WHAT YOU ARE ASKED TO DO
Below is a set of records; reproduce them exactly without their pictures.
:: RECORDS TO PROCESS
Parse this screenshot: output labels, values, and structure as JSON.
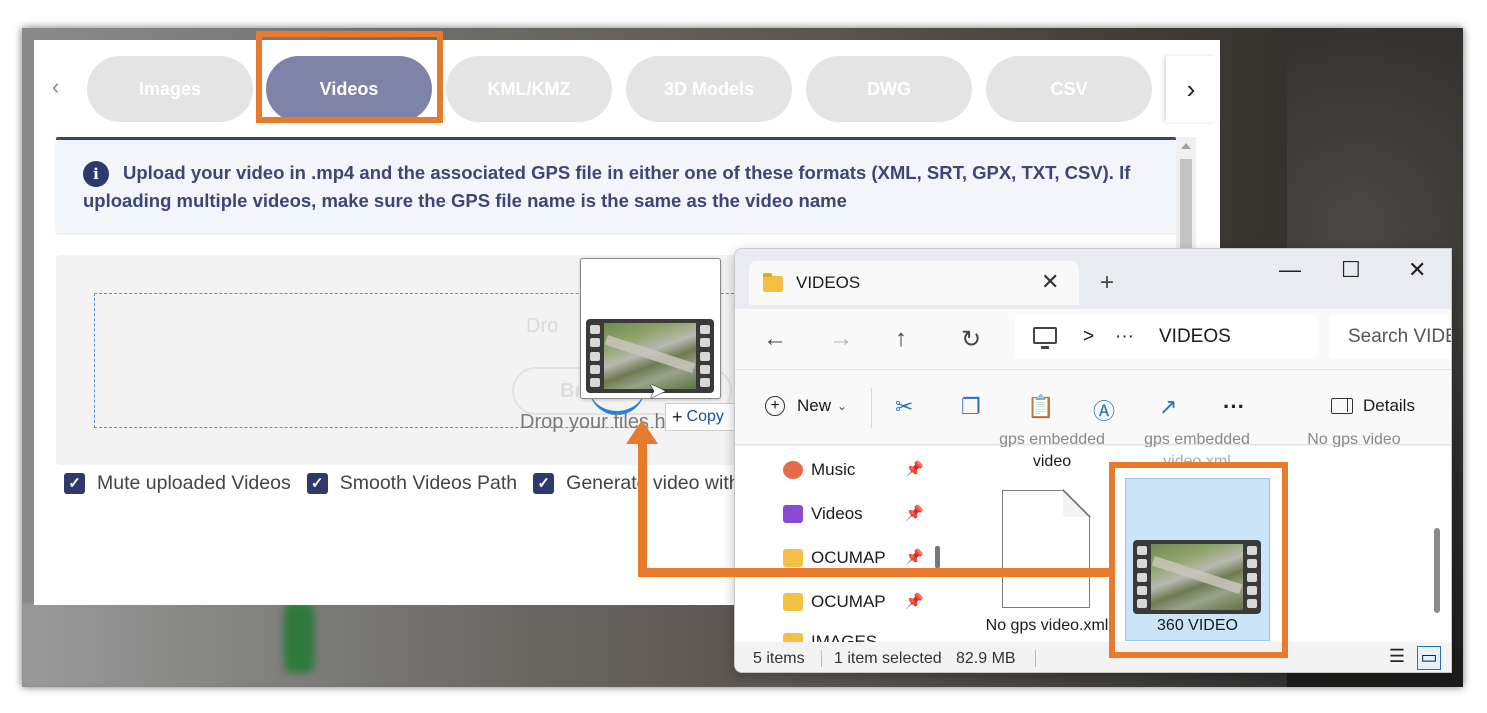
{
  "tabs": [
    {
      "label": "Images",
      "active": false
    },
    {
      "label": "Videos",
      "active": true
    },
    {
      "label": "KML/KMZ",
      "active": false
    },
    {
      "label": "3D Models",
      "active": false
    },
    {
      "label": "DWG",
      "active": false
    },
    {
      "label": "CSV",
      "active": false
    }
  ],
  "info": {
    "icon": "info-icon",
    "icon_glyph": "i",
    "text": "Upload your video in .mp4 and the associated GPS file in either one of these formats (XML, SRT, GPX, TXT, CSV). If uploading multiple videos, make sure the GPS file name is the same as the video name"
  },
  "dropzone": {
    "faint_text": "Dro",
    "browse_faint": "Brow",
    "text": "Drop your files here"
  },
  "checkboxes": [
    {
      "label": "Mute uploaded Videos",
      "checked": true
    },
    {
      "label": "Smooth Videos Path",
      "checked": true
    },
    {
      "label": "Generate video with",
      "checked": true
    }
  ],
  "drag": {
    "copy_label": "Copy",
    "copy_prefix": "+"
  },
  "explorer": {
    "tab_title": "VIDEOS",
    "address_sep": ">",
    "address_more": "···",
    "address_folder": "VIDEOS",
    "search_placeholder": "Search VIDE",
    "new_label": "New",
    "details_label": "Details",
    "nav_items": [
      {
        "label": "Music",
        "icon": "music-icon"
      },
      {
        "label": "Videos",
        "icon": "videos-icon"
      },
      {
        "label": "OCUMAP",
        "icon": "folder-icon"
      },
      {
        "label": "OCUMAP",
        "icon": "folder-icon"
      },
      {
        "label": "IMAGES",
        "icon": "folder-icon"
      }
    ],
    "files_partial": [
      "gps embedded",
      "video",
      "gps embedded",
      "video.xml",
      "No gps video"
    ],
    "files": [
      {
        "label": "No gps video.xml",
        "icon": "document-icon"
      },
      {
        "label": "360 VIDEO",
        "icon": "video-file-icon",
        "selected": true
      }
    ],
    "status": {
      "items": "5 items",
      "selected": "1 item selected",
      "size": "82.9 MB"
    }
  },
  "colors": {
    "accent_orange": "#e87a2e",
    "tab_active": "#7e84a8",
    "info_text": "#3d4675",
    "checkbox": "#2f3a6c"
  }
}
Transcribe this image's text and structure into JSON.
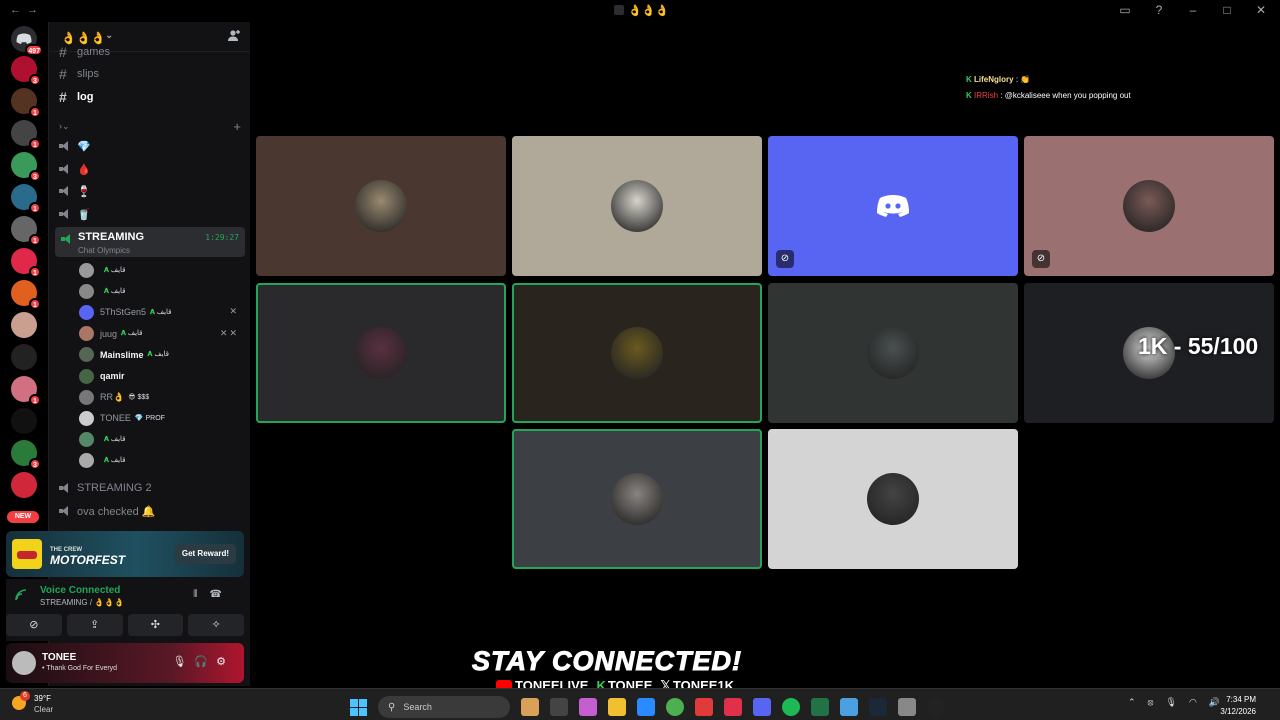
{
  "window": {
    "title": "👌👌👌",
    "nav_back": "←",
    "nav_forward": "→"
  },
  "rail": {
    "home_badge": "497",
    "servers": [
      {
        "color": "#b01030",
        "badge": "3"
      },
      {
        "color": "#553322",
        "badge": "1"
      },
      {
        "color": "#444444",
        "badge": "1"
      },
      {
        "color": "#3a9a5a",
        "badge": "3"
      },
      {
        "color": "#2a6a8a",
        "badge": "1"
      },
      {
        "color": "#666666",
        "badge": "1"
      },
      {
        "color": "#e0284a",
        "badge": "1"
      },
      {
        "color": "#e06020",
        "badge": "1"
      },
      {
        "color": "#c9a090",
        "badge": ""
      },
      {
        "color": "#222222",
        "badge": ""
      },
      {
        "color": "#d07080",
        "badge": "1"
      },
      {
        "color": "#111111",
        "badge": ""
      },
      {
        "color": "#2a7a3a",
        "badge": "3"
      },
      {
        "color": "#d0283a",
        "badge": ""
      }
    ],
    "new_label": "NEW"
  },
  "sidebar": {
    "guild_name": "👌👌👌",
    "channels": [
      {
        "name": "games"
      },
      {
        "name": "slips"
      },
      {
        "name": "log"
      }
    ],
    "voice_channels": [
      {
        "name": "💎"
      },
      {
        "name": "🩸"
      },
      {
        "name": "🍷"
      },
      {
        "name": "🥤"
      }
    ],
    "streaming": {
      "name": "STREAMING",
      "subtitle": "Chat Olympics",
      "timer": "1:29:27"
    },
    "voice_users": [
      {
        "name": "",
        "tag": "قايف",
        "color": "#999999"
      },
      {
        "name": "",
        "tag": "قايف",
        "color": "#888888"
      },
      {
        "name": "5ThStGen5",
        "tag": "قايف",
        "color": "#5865f2",
        "icons": "✕"
      },
      {
        "name": "juug",
        "tag": "قايف",
        "color": "#aa7766",
        "icons": "✕✕"
      },
      {
        "name": "Mainslime",
        "tag": "قايف",
        "color": "#556655",
        "bright": true
      },
      {
        "name": "qamir",
        "tag": "",
        "color": "#446644",
        "bright": true
      },
      {
        "name": "RR👌",
        "tag": "😎 $$$",
        "color": "#777777"
      },
      {
        "name": "TONEE",
        "tag": "💎 PROF",
        "color": "#cccccc"
      },
      {
        "name": "",
        "tag": "قايف",
        "color": "#558866"
      },
      {
        "name": "",
        "tag": "قايف",
        "color": "#aaaaaa"
      }
    ],
    "after_channels": [
      {
        "name": "STREAMING 2"
      },
      {
        "name": "ova checked 🔔"
      }
    ]
  },
  "promo": {
    "game_top": "THE CREW",
    "game_name": "MOTORFEST",
    "button": "Get Reward!"
  },
  "voice_panel": {
    "status": "Voice Connected",
    "location": "STREAMING / 👌👌👌"
  },
  "user_panel": {
    "name": "TONEE",
    "status": "• Thank God For Everyd"
  },
  "chat_overlay": {
    "line0": "LifeNglory : 👏",
    "line1_user": "LifeNglory",
    "line1_msg": ": 👏",
    "line2_user": "IRRish",
    "line2_msg": ": @kckaliseee when you popping out"
  },
  "tiles": [
    {
      "bg": "#4a3830",
      "avatar": "#9a8a70",
      "speaking": false
    },
    {
      "bg": "#b0a898",
      "avatar": "#d8d4cc",
      "speaking": false
    },
    {
      "bg": "#5865f2",
      "avatar": "",
      "speaking": false,
      "discord": true,
      "muted": true
    },
    {
      "bg": "#9a7070",
      "avatar": "#7a5a55",
      "speaking": false,
      "muted": true
    },
    {
      "bg": "#2a2a2c",
      "avatar": "#5a3040",
      "speaking": true
    },
    {
      "bg": "#2a241e",
      "avatar": "#6a5a20",
      "speaking": true
    },
    {
      "bg": "#303432",
      "avatar": "#4a5050",
      "speaking": false
    },
    {
      "bg": "#1e1f22",
      "avatar": "#dddddd",
      "speaking": false
    },
    {
      "bg": "#3c4044",
      "avatar": "#8a8480",
      "speaking": true
    },
    {
      "bg": "#d4d4d4",
      "avatar": "#444444",
      "speaking": false
    }
  ],
  "overlay_count": "1K - 55/100",
  "banner": {
    "title": "STAY CONNECTED!",
    "youtube": "TONEELIVE",
    "kick": "TONEE",
    "x": "TONEE1K"
  },
  "taskbar": {
    "weather_badge": "6",
    "temp": "39°F",
    "condition": "Clear",
    "search_placeholder": "Search",
    "time": "7:34 PM",
    "date": "3/12/2026",
    "apps": [
      "#d9a05a",
      "#444444",
      "#c55fd0",
      "#f0c030",
      "#2a8aff",
      "#4caf50",
      "#e03a3a",
      "#e0304a",
      "#5865f2",
      "#1db954",
      "#217346",
      "#4ca0e0",
      "#1b2838",
      "#888888",
      "#222222"
    ]
  }
}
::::
EXERCISE SOLUTION
Parse this screenshot: output labels, values, and structure as JSON.
{
  "tabs": [
    {
      "label": "Images",
      "active": false
    },
    {
      "label": "Videos",
      "active": true
    },
    {
      "label": "KML/KMZ",
      "active": false
    },
    {
      "label": "3D Models",
      "active": false
    },
    {
      "label": "DWG",
      "active": false
    },
    {
      "label": "CSV",
      "active": false
    }
  ],
  "info": {
    "icon": "info-icon",
    "icon_glyph": "i",
    "text": "Upload your video in .mp4 and the associated GPS file in either one of these formats (XML, SRT, GPX, TXT, CSV). If uploading multiple videos, make sure the GPS file name is the same as the video name"
  },
  "dropzone": {
    "faint_text": "Dro",
    "browse_faint": "Brow",
    "text": "Drop your files here"
  },
  "checkboxes": [
    {
      "label": "Mute uploaded Videos",
      "checked": true
    },
    {
      "label": "Smooth Videos Path",
      "checked": true
    },
    {
      "label": "Generate video with",
      "checked": true
    }
  ],
  "drag": {
    "copy_label": "Copy",
    "copy_prefix": "+"
  },
  "explorer": {
    "tab_title": "VIDEOS",
    "address_sep": ">",
    "address_more": "···",
    "address_folder": "VIDEOS",
    "search_placeholder": "Search VIDE",
    "new_label": "New",
    "details_label": "Details",
    "nav_items": [
      {
        "label": "Music",
        "icon": "music-icon"
      },
      {
        "label": "Videos",
        "icon": "videos-icon"
      },
      {
        "label": "OCUMAP",
        "icon": "folder-icon"
      },
      {
        "label": "OCUMAP",
        "icon": "folder-icon"
      },
      {
        "label": "IMAGES",
        "icon": "folder-icon"
      }
    ],
    "files_partial": [
      "gps embedded",
      "video",
      "gps embedded",
      "video.xml",
      "No gps video"
    ],
    "files": [
      {
        "label": "No gps video.xml",
        "icon": "document-icon"
      },
      {
        "label": "360 VIDEO",
        "icon": "video-file-icon",
        "selected": true
      }
    ],
    "status": {
      "items": "5 items",
      "selected": "1 item selected",
      "size": "82.9 MB"
    }
  },
  "colors": {
    "accent_orange": "#e87a2e",
    "tab_active": "#7e84a8",
    "info_text": "#3d4675",
    "checkbox": "#2f3a6c"
  }
}
Transcribe this image's text and structure into JSON.
{
  "window": {
    "title": "👌👌👌",
    "nav_back": "←",
    "nav_forward": "→"
  },
  "rail": {
    "home_badge": "497",
    "servers": [
      {
        "color": "#b01030",
        "badge": "3"
      },
      {
        "color": "#553322",
        "badge": "1"
      },
      {
        "color": "#444444",
        "badge": "1"
      },
      {
        "color": "#3a9a5a",
        "badge": "3"
      },
      {
        "color": "#2a6a8a",
        "badge": "1"
      },
      {
        "color": "#666666",
        "badge": "1"
      },
      {
        "color": "#e0284a",
        "badge": "1"
      },
      {
        "color": "#e06020",
        "badge": "1"
      },
      {
        "color": "#c9a090",
        "badge": ""
      },
      {
        "color": "#222222",
        "badge": ""
      },
      {
        "color": "#d07080",
        "badge": "1"
      },
      {
        "color": "#111111",
        "badge": ""
      },
      {
        "color": "#2a7a3a",
        "badge": "3"
      },
      {
        "color": "#d0283a",
        "badge": ""
      }
    ],
    "new_label": "NEW"
  },
  "sidebar": {
    "guild_name": "👌👌👌",
    "channels": [
      {
        "name": "games"
      },
      {
        "name": "slips"
      },
      {
        "name": "log"
      }
    ],
    "voice_channels": [
      {
        "name": "💎"
      },
      {
        "name": "🩸"
      },
      {
        "name": "🍷"
      },
      {
        "name": "🥤"
      }
    ],
    "streaming": {
      "name": "STREAMING",
      "subtitle": "Chat Olympics",
      "timer": "1:29:27"
    },
    "voice_users": [
      {
        "name": "",
        "tag": "قايف",
        "color": "#999999"
      },
      {
        "name": "",
        "tag": "قايف",
        "color": "#888888"
      },
      {
        "name": "5ThStGen5",
        "tag": "قايف",
        "color": "#5865f2",
        "icons": "✕"
      },
      {
        "name": "juug",
        "tag": "قايف",
        "color": "#aa7766",
        "icons": "✕✕"
      },
      {
        "name": "Mainslime",
        "tag": "قايف",
        "color": "#556655",
        "bright": true
      },
      {
        "name": "qamir",
        "tag": "",
        "color": "#446644",
        "bright": true
      },
      {
        "name": "RR👌",
        "tag": "😎 $$$",
        "color": "#777777"
      },
      {
        "name": "TONEE",
        "tag": "💎 PROF",
        "color": "#cccccc"
      },
      {
        "name": "",
        "tag": "قايف",
        "color": "#558866"
      },
      {
        "name": "",
        "tag": "قايف",
        "color": "#aaaaaa"
      }
    ],
    "after_channels": [
      {
        "name": "STREAMING 2"
      },
      {
        "name": "ova checked 🔔"
      }
    ]
  },
  "promo": {
    "game_top": "THE CREW",
    "game_name": "MOTORFEST",
    "button": "Get Reward!"
  },
  "voice_panel": {
    "status": "Voice Connected",
    "location": "STREAMING / 👌👌👌"
  },
  "user_panel": {
    "name": "TONEE",
    "status": "• Thank God For Everyd"
  },
  "chat_overlay": {
    "line0": "LifeNglory : 👏",
    "line1_user": "LifeNglory",
    "line1_msg": ": 👏",
    "line2_user": "IRRish",
    "line2_msg": ": @kckaliseee when you popping out"
  },
  "tiles": [
    {
      "bg": "#4a3830",
      "avatar": "#9a8a70",
      "speaking": false
    },
    {
      "bg": "#b0a898",
      "avatar": "#d8d4cc",
      "speaking": false
    },
    {
      "bg": "#5865f2",
      "avatar": "",
      "speaking": false,
      "discord": true,
      "muted": true
    },
    {
      "bg": "#9a7070",
      "avatar": "#7a5a55",
      "speaking": false,
      "muted": true
    },
    {
      "bg": "#2a2a2c",
      "avatar": "#5a3040",
      "speaking": true
    },
    {
      "bg": "#2a241e",
      "avatar": "#6a5a20",
      "speaking": true
    },
    {
      "bg": "#303432",
      "avatar": "#4a5050",
      "speaking": false
    },
    {
      "bg": "#1e1f22",
      "avatar": "#dddddd",
      "speaking": false
    },
    {
      "bg": "#3c4044",
      "avatar": "#8a8480",
      "speaking": true
    },
    {
      "bg": "#d4d4d4",
      "avatar": "#444444",
      "speaking": false
    }
  ],
  "overlay_count": "1K - 55/100",
  "banner": {
    "title": "STAY CONNECTED!",
    "youtube": "TONEELIVE",
    "kick": "TONEE",
    "x": "TONEE1K"
  },
  "taskbar": {
    "weather_badge": "6",
    "temp": "39°F",
    "condition": "Clear",
    "search_placeholder": "Search",
    "time": "7:34 PM",
    "date": "3/12/2026",
    "apps": [
      "#d9a05a",
      "#444444",
      "#c55fd0",
      "#f0c030",
      "#2a8aff",
      "#4caf50",
      "#e03a3a",
      "#e0304a",
      "#5865f2",
      "#1db954",
      "#217346",
      "#4ca0e0",
      "#1b2838",
      "#888888",
      "#222222"
    ]
  }
}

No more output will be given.